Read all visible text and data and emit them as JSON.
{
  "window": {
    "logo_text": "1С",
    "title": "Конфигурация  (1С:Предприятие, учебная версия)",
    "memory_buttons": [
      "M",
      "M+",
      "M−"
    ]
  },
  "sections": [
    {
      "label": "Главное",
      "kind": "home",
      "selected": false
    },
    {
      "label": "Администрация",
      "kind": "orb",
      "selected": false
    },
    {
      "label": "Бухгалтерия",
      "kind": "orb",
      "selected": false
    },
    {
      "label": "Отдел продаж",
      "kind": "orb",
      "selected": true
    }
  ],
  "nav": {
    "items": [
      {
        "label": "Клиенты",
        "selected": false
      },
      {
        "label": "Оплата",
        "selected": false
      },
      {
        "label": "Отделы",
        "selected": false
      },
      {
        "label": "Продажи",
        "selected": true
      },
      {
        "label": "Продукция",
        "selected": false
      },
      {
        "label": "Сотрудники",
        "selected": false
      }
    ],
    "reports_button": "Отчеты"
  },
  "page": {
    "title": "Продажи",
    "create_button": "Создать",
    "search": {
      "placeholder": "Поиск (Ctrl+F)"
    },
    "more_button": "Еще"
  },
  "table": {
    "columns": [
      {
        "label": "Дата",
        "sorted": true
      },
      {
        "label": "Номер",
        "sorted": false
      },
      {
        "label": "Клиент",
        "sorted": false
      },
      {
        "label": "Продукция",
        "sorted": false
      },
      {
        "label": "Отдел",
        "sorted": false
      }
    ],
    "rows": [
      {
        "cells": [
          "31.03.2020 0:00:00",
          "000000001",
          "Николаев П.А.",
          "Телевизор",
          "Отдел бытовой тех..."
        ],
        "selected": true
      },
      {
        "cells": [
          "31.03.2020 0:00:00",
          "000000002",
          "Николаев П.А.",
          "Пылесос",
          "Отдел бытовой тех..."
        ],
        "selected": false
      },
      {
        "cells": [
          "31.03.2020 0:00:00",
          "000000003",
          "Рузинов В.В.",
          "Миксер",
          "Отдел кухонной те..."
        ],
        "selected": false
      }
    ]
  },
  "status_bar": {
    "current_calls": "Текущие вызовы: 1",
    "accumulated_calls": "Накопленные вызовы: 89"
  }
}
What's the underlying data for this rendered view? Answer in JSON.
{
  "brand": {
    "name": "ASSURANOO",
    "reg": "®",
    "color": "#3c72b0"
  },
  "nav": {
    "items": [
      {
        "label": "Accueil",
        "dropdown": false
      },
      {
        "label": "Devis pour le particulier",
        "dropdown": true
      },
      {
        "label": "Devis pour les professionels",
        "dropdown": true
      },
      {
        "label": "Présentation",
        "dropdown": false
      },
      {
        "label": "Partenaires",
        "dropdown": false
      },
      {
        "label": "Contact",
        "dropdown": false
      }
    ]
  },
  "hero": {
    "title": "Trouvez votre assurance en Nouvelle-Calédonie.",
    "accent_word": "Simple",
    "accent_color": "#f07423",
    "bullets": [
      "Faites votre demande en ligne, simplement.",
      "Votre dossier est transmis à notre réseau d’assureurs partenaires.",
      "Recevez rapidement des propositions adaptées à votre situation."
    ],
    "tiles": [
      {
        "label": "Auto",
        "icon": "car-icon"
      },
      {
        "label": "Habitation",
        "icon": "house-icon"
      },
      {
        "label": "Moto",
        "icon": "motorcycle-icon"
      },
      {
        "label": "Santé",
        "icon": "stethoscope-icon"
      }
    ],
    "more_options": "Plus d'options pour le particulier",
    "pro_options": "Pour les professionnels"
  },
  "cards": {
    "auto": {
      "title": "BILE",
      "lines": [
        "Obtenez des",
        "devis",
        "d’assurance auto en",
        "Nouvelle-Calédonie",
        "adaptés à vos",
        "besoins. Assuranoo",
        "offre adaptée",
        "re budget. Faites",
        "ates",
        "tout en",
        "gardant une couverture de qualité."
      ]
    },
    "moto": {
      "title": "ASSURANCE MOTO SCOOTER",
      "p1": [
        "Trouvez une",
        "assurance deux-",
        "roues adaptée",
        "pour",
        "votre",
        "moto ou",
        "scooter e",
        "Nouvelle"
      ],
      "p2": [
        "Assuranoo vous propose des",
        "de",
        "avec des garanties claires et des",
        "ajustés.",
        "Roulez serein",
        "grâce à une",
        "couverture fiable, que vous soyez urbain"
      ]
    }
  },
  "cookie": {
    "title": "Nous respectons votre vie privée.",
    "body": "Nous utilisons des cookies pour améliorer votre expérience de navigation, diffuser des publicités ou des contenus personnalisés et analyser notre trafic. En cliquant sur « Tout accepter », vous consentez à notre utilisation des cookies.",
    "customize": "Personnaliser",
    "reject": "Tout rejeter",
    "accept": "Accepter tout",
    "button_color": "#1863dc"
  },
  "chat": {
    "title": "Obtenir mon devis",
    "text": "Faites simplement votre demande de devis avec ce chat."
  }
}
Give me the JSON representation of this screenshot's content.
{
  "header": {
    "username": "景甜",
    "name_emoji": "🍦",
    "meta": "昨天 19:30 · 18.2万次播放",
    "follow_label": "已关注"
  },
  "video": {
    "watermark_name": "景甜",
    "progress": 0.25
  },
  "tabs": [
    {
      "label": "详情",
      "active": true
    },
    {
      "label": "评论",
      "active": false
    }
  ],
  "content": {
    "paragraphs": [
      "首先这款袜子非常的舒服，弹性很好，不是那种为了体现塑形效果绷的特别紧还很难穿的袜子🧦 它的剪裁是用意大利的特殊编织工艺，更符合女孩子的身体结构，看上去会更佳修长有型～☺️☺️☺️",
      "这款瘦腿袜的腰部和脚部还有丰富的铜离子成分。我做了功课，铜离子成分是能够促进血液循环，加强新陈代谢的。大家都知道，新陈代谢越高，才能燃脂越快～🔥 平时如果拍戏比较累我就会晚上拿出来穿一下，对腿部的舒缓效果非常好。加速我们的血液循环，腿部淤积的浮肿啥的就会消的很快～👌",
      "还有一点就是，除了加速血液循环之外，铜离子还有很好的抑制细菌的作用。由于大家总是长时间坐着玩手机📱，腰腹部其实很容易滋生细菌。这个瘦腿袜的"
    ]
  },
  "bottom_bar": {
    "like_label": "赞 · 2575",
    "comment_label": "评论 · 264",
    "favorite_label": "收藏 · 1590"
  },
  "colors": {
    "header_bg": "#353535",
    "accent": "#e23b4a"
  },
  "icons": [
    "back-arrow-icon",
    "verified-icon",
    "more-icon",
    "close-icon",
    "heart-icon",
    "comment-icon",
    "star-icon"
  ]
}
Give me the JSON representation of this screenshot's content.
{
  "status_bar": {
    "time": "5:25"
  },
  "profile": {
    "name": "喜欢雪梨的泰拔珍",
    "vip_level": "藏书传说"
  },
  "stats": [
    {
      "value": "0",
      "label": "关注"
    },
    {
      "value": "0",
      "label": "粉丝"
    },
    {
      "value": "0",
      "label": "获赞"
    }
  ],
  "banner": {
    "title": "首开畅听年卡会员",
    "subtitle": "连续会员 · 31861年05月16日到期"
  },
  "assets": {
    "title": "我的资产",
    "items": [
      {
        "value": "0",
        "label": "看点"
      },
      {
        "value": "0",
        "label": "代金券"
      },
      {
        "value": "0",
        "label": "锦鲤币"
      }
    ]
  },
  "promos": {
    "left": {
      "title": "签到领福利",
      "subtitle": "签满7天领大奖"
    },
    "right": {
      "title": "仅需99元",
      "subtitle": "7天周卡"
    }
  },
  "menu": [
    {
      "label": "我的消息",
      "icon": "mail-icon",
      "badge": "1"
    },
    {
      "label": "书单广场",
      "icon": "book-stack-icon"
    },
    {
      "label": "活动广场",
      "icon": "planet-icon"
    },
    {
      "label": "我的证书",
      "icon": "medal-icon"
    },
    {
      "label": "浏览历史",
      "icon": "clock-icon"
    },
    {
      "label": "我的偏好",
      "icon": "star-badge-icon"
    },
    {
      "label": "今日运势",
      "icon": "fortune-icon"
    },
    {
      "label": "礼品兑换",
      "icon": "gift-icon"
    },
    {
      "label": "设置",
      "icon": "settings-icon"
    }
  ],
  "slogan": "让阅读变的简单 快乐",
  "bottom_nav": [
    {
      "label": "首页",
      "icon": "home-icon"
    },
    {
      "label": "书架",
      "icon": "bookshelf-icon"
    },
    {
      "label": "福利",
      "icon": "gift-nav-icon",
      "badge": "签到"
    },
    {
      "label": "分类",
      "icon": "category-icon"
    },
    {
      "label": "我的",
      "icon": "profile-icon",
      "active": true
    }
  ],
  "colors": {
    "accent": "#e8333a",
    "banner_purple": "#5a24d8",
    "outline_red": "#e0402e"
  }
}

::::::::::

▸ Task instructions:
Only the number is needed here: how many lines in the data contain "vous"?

▸ Answer box:
3